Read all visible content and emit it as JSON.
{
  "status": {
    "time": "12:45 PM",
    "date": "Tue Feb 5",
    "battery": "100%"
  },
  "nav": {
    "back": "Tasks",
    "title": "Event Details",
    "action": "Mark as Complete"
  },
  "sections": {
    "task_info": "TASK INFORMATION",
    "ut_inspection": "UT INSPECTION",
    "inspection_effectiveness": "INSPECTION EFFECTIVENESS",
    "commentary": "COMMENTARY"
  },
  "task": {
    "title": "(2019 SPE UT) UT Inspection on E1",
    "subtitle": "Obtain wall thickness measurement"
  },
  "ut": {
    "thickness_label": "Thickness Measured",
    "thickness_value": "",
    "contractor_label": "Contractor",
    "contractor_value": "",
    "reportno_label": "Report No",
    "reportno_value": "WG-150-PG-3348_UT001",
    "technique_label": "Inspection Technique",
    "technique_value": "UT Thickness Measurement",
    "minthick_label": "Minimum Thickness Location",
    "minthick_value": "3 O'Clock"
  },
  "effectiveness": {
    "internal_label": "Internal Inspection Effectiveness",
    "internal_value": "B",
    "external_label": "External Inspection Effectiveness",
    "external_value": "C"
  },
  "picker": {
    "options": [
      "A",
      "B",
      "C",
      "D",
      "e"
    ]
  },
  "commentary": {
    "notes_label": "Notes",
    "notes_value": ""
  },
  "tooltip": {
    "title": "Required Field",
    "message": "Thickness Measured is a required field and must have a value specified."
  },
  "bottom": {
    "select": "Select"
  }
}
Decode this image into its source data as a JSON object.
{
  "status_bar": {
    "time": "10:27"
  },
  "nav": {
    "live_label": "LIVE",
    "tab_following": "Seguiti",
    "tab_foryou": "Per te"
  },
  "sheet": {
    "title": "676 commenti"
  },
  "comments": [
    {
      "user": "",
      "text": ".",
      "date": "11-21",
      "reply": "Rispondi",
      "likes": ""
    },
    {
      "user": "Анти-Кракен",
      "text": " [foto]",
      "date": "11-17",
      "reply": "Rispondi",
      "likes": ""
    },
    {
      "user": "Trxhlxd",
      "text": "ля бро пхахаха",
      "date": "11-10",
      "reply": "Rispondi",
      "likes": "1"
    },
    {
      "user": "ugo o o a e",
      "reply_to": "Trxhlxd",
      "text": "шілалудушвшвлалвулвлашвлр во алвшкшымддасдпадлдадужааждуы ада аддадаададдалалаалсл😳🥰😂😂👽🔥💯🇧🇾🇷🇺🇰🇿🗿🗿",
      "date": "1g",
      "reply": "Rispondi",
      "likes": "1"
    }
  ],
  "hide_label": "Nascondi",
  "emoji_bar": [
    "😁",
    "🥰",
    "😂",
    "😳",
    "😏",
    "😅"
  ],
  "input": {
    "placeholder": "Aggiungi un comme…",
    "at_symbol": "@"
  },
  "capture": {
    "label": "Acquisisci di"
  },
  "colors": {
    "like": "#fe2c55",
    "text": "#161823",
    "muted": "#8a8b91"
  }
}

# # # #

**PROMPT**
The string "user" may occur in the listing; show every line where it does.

**EXERCISE RESULT**
      "user": "",
      "user": "Анти-Кракен",
      "user": "Trxhlxd",
      "user": "ugo o o a e",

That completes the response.